‘Omicron, with its extraordinary, unprecedented degree of efficiency of transmissibility, will ultimately find just about everybody,’ Fauci said
‘Those who have been vaccinated … and boosted would get exposed. Some, maybe a lot of them, will get infected but will very likely, with some exceptions, do reasonably well in the sense of not having hospitalization and death.’
As of now, 1,718 Americans are dying of Covid every day, a 35 percent increase over the past two weeks. While case growth has slowed, deaths have still slowly risen this week. According to Dr Rochelle Walensky, director of the Centers for Disease Control and Prevention (CDC), these recent increases are more attributable to the Delta variant rather than Omicron.
The CDC reports that 98 percent of active U.S. cases are of Omicron, with Delta making up less than two percent. The agency found that Omicron is around 91 percent less deadly than its predecessor, though, and believes the lingering circulation of Delta is still causing the most harm.
Americans hospitalized with Covid are at record levels as well, with 148,782 people receiving treatment daily. Not all of these people are receiving treatment for Covid, though, as some people arriving at facilities to treat another condition are testing positive while there and being added to the ledger.
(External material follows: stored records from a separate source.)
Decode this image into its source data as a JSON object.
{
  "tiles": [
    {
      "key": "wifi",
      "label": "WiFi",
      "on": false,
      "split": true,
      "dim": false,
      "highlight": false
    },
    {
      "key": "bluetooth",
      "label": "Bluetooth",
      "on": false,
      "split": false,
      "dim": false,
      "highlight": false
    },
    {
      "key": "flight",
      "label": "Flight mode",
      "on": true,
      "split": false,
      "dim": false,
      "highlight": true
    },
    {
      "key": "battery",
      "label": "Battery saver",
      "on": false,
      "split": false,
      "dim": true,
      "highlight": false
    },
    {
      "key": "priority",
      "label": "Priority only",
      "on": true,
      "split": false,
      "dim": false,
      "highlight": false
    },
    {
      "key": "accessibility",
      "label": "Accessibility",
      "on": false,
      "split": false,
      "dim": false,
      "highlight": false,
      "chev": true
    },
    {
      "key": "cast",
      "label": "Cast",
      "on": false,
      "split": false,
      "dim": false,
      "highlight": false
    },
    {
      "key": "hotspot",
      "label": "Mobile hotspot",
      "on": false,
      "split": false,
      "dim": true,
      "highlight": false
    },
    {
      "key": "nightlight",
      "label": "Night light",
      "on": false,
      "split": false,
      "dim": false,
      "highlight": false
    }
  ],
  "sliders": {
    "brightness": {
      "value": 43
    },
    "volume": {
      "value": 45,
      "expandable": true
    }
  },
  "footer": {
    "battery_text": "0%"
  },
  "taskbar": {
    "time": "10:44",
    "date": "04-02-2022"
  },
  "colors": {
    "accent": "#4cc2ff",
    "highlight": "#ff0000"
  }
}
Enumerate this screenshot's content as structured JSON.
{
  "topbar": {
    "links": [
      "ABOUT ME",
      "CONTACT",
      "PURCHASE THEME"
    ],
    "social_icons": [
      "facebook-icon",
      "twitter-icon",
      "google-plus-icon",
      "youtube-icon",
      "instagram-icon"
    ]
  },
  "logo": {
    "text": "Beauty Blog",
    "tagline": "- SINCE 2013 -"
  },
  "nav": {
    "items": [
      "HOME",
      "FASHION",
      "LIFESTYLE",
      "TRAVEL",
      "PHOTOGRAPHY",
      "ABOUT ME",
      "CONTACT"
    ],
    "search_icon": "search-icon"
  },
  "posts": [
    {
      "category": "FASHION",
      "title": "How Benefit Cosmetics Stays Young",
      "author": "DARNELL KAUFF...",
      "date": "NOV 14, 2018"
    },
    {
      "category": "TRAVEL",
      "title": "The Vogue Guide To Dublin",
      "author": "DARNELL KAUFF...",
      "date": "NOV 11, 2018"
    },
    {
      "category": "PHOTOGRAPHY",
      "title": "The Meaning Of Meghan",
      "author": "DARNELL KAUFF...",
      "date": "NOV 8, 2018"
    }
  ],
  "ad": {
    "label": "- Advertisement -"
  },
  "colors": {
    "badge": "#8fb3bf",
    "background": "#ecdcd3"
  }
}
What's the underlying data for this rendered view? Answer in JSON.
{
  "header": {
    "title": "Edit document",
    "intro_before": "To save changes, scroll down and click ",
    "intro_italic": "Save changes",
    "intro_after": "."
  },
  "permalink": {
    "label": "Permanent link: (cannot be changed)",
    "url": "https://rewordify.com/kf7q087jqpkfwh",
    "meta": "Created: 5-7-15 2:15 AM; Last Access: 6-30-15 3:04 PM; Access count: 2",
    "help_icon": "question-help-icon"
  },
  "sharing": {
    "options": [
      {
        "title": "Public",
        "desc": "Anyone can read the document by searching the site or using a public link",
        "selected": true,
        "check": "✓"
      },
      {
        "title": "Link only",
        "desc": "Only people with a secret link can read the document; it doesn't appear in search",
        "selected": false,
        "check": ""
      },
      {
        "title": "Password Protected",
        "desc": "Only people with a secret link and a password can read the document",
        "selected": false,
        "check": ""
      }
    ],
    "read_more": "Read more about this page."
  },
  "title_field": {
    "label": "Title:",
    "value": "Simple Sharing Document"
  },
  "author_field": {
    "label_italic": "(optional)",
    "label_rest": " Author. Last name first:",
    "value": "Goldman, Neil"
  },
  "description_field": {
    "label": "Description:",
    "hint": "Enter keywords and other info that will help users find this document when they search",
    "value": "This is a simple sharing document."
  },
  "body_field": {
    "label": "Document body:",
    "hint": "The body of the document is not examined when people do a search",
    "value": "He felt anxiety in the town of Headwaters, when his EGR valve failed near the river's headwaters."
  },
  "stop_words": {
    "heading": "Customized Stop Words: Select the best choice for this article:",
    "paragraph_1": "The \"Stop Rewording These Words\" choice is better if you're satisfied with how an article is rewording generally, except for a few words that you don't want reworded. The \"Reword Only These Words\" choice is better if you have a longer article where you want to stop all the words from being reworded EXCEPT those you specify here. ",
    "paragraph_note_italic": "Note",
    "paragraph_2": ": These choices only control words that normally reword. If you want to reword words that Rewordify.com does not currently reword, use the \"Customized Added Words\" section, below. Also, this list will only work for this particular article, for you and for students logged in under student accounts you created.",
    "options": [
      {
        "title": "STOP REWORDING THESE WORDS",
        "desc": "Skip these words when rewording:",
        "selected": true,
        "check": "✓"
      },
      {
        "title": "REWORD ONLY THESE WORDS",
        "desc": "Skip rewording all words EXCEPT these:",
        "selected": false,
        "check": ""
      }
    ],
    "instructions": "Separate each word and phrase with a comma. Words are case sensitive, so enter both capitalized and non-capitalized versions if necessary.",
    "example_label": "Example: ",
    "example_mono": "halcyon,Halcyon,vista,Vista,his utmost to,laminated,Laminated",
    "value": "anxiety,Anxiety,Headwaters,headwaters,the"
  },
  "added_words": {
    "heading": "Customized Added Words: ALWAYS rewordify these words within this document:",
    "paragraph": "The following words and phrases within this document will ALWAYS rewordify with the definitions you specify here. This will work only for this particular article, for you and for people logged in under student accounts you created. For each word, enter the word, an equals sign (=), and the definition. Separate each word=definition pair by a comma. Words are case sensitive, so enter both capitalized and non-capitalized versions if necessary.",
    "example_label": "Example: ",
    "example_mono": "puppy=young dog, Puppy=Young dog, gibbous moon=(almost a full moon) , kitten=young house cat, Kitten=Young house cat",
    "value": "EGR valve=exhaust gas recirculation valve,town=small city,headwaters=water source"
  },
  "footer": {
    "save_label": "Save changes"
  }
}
Data from the U.S. Department of Health and Human Services (HHS) finds that 80 percent of U.S. hospital beds are currently occupied, with 20 percent being used by Covid-positive patients.